**Instructions for the task**
Check each line of the data for "title" and select those that have it.

[Stored data]
=== Begin Enclosure ===

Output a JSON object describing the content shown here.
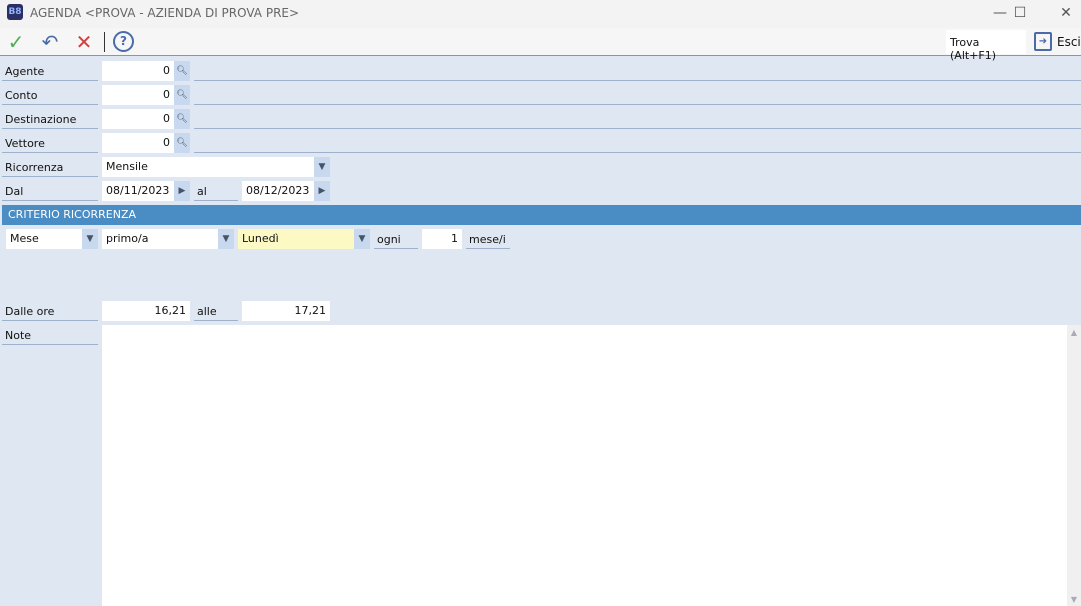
{
  "window": {
    "title": "AGENDA <PROVA - AZIENDA DI PROVA PRE>",
    "logo": "B8"
  },
  "toolbar": {
    "confirm": "✓",
    "undo": "↶",
    "cancel": "✕",
    "help": "?",
    "find": "Trova (Alt+F1)",
    "exit": "Esci"
  },
  "fields": {
    "agente": {
      "label": "Agente",
      "value": "0"
    },
    "conto": {
      "label": "Conto",
      "value": "0"
    },
    "destinazione": {
      "label": "Destinazione",
      "value": "0"
    },
    "vettore": {
      "label": "Vettore",
      "value": "0"
    },
    "ricorrenza": {
      "label": "Ricorrenza",
      "value": "Mensile"
    },
    "dal": {
      "label": "Dal",
      "value": "08/11/2023",
      "al_label": "al",
      "al_value": "08/12/2023"
    }
  },
  "criterio": {
    "title": "CRITERIO RICORRENZA",
    "unit": "Mese",
    "ordinal": "primo/a",
    "day": "Lunedì",
    "ogni_label": "ogni",
    "ogni_value": "1",
    "period_label": "mese/i"
  },
  "orari": {
    "label": "Dalle ore",
    "from": "16,21",
    "to_label": "alle",
    "to": "17,21"
  },
  "note": {
    "label": "Note",
    "value": ""
  }
}
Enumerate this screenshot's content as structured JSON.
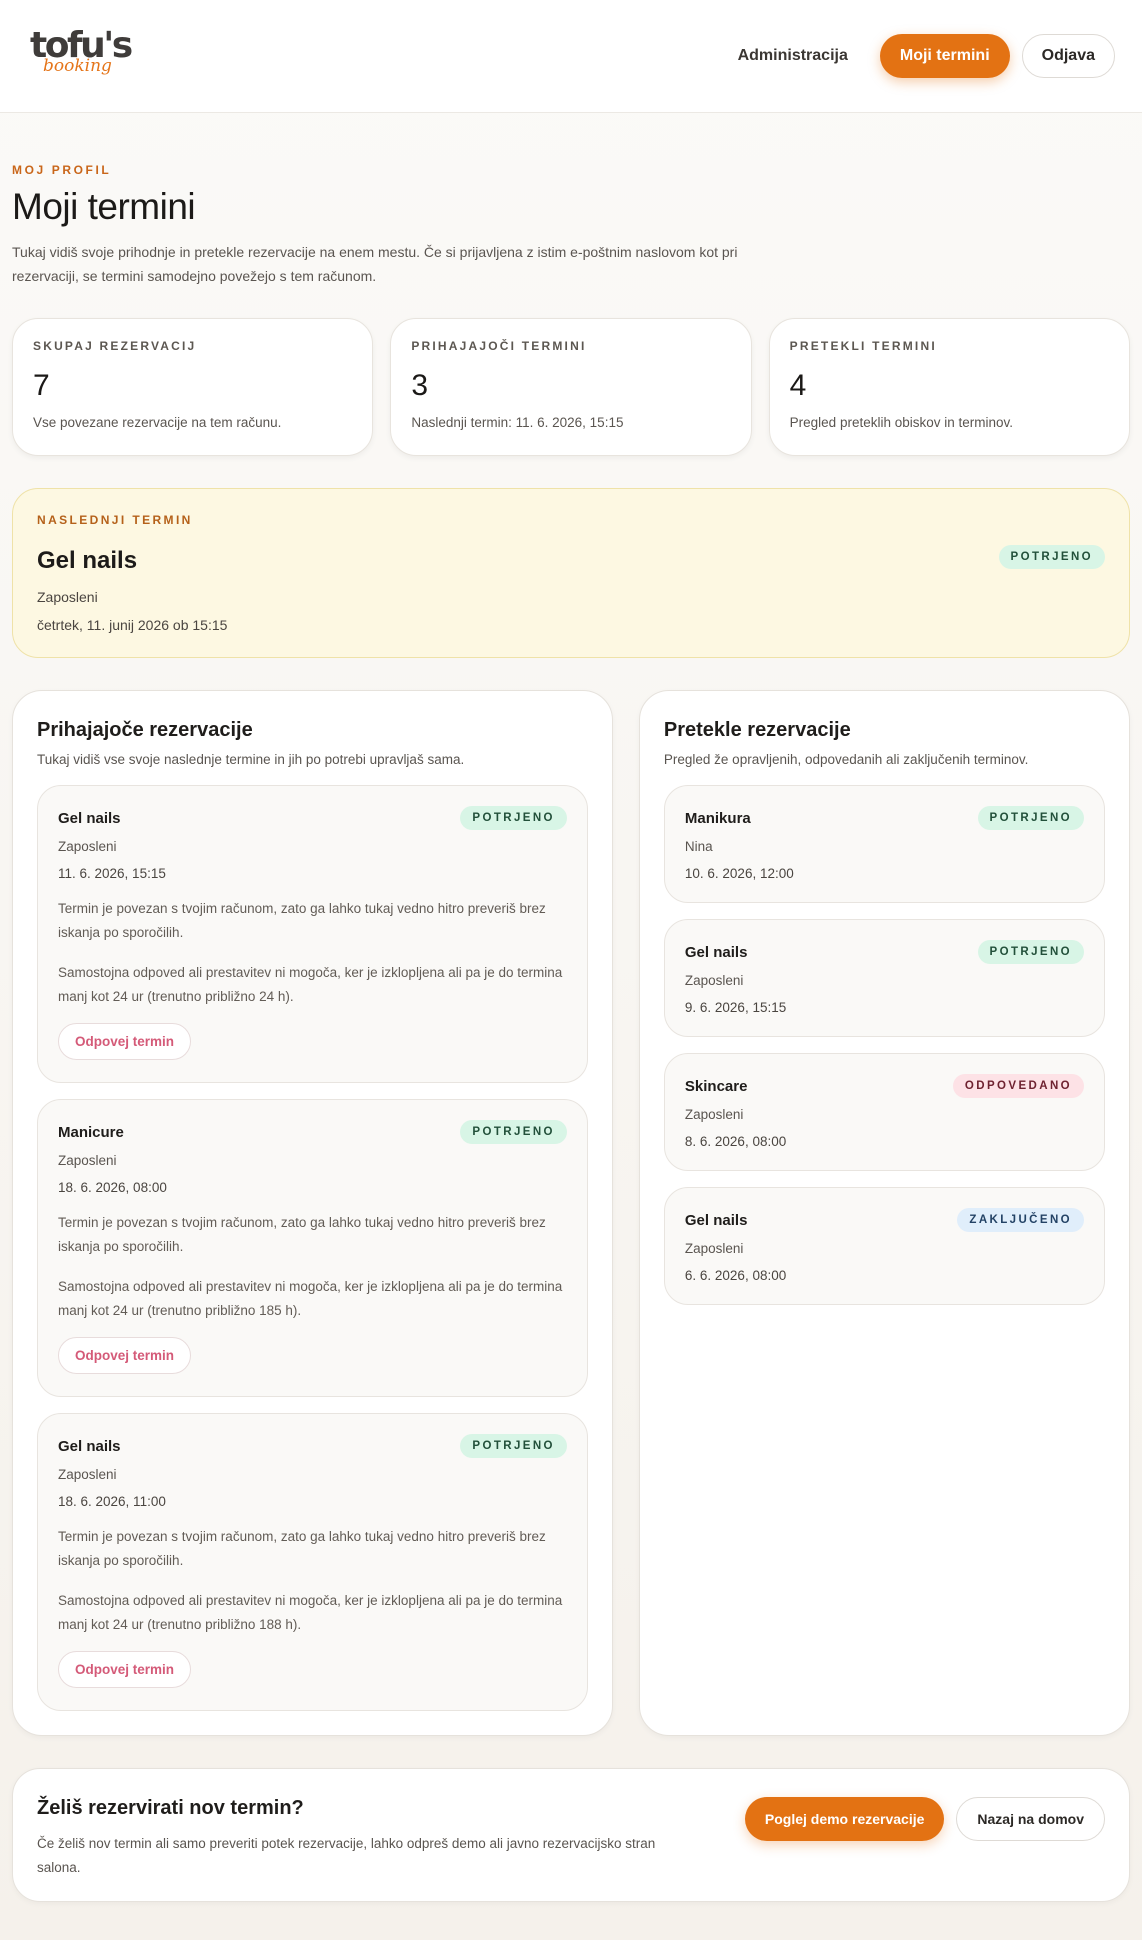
{
  "header": {
    "logo_text": "tofu's",
    "logo_sub": "booking",
    "nav": {
      "admin": "Administracija",
      "my_appointments": "Moji termini",
      "logout": "Odjava"
    }
  },
  "intro": {
    "eyebrow": "MOJ PROFIL",
    "title": "Moji termini",
    "lead": "Tukaj vidiš svoje prihodnje in pretekle rezervacije na enem mestu. Če si prijavljena z istim e-poštnim naslovom kot pri rezervaciji, se termini samodejno povežejo s tem računom."
  },
  "stats": [
    {
      "label": "SKUPAJ REZERVACIJ",
      "value": "7",
      "desc": "Vse povezane rezervacije na tem računu."
    },
    {
      "label": "PRIHAJAJOČI TERMINI",
      "value": "3",
      "desc": "Naslednji termin: 11. 6. 2026, 15:15"
    },
    {
      "label": "PRETEKLI TERMINI",
      "value": "4",
      "desc": "Pregled preteklih obiskov in terminov."
    }
  ],
  "next": {
    "eyebrow": "NASLEDNJI TERMIN",
    "title": "Gel nails",
    "staff": "Zaposleni",
    "datetime": "četrtek, 11. junij 2026 ob 15:15",
    "status": "POTRJENO"
  },
  "upcoming": {
    "title": "Prihajajoče rezervacije",
    "desc": "Tukaj vidiš vse svoje naslednje termine in jih po potrebi upravljaš sama.",
    "items": [
      {
        "service": "Gel nails",
        "staff": "Zaposleni",
        "date": "11. 6. 2026, 15:15",
        "status": "POTRJENO",
        "note1": "Termin je povezan s tvojim računom, zato ga lahko tukaj vedno hitro preveriš brez iskanja po sporočilih.",
        "note2": "Samostojna odpoved ali prestavitev ni mogoča, ker je izklopljena ali pa je do termina manj kot 24 ur (trenutno približno 24 h).",
        "action": "Odpovej termin"
      },
      {
        "service": "Manicure",
        "staff": "Zaposleni",
        "date": "18. 6. 2026, 08:00",
        "status": "POTRJENO",
        "note1": "Termin je povezan s tvojim računom, zato ga lahko tukaj vedno hitro preveriš brez iskanja po sporočilih.",
        "note2": "Samostojna odpoved ali prestavitev ni mogoča, ker je izklopljena ali pa je do termina manj kot 24 ur (trenutno približno 185 h).",
        "action": "Odpovej termin"
      },
      {
        "service": "Gel nails",
        "staff": "Zaposleni",
        "date": "18. 6. 2026, 11:00",
        "status": "POTRJENO",
        "note1": "Termin je povezan s tvojim računom, zato ga lahko tukaj vedno hitro preveriš brez iskanja po sporočilih.",
        "note2": "Samostojna odpoved ali prestavitev ni mogoča, ker je izklopljena ali pa je do termina manj kot 24 ur (trenutno približno 188 h).",
        "action": "Odpovej termin"
      }
    ]
  },
  "past": {
    "title": "Pretekle rezervacije",
    "desc": "Pregled že opravljenih, odpovedanih ali zaključenih terminov.",
    "items": [
      {
        "service": "Manikura",
        "staff": "Nina",
        "date": "10. 6. 2026, 12:00",
        "status": "POTRJENO"
      },
      {
        "service": "Gel nails",
        "staff": "Zaposleni",
        "date": "9. 6. 2026, 15:15",
        "status": "POTRJENO"
      },
      {
        "service": "Skincare",
        "staff": "Zaposleni",
        "date": "8. 6. 2026, 08:00",
        "status": "ODPOVEDANO"
      },
      {
        "service": "Gel nails",
        "staff": "Zaposleni",
        "date": "6. 6. 2026, 08:00",
        "status": "ZAKLJUČENO"
      }
    ]
  },
  "cta": {
    "title": "Želiš rezervirati nov termin?",
    "desc": "Če želiš nov termin ali samo preveriti potek rezervacije, lahko odpreš demo ali javno rezervacijsko stran salona.",
    "primary": "Poglej demo rezervacije",
    "secondary": "Nazaj na domov"
  },
  "colors": {
    "accent": "#e37213",
    "confirmed_bg": "#d8f5e6",
    "cancelled_bg": "#fde2e6",
    "completed_bg": "#e0eefb",
    "next_card_bg": "#fdf8e2"
  }
}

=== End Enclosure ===

**Task output**
    "title": "AGENDA <PROVA - AZIENDA DI PROVA PRE>",
    "title": "CRITERIO RICORRENZA",
    "title": "Moji termini",
    "title": "Gel nails",
    "title": "Prihajajoče rezervacije",
    "title": "Pretekle rezervacije",
    "title": "Želiš rezervirati nov termin?",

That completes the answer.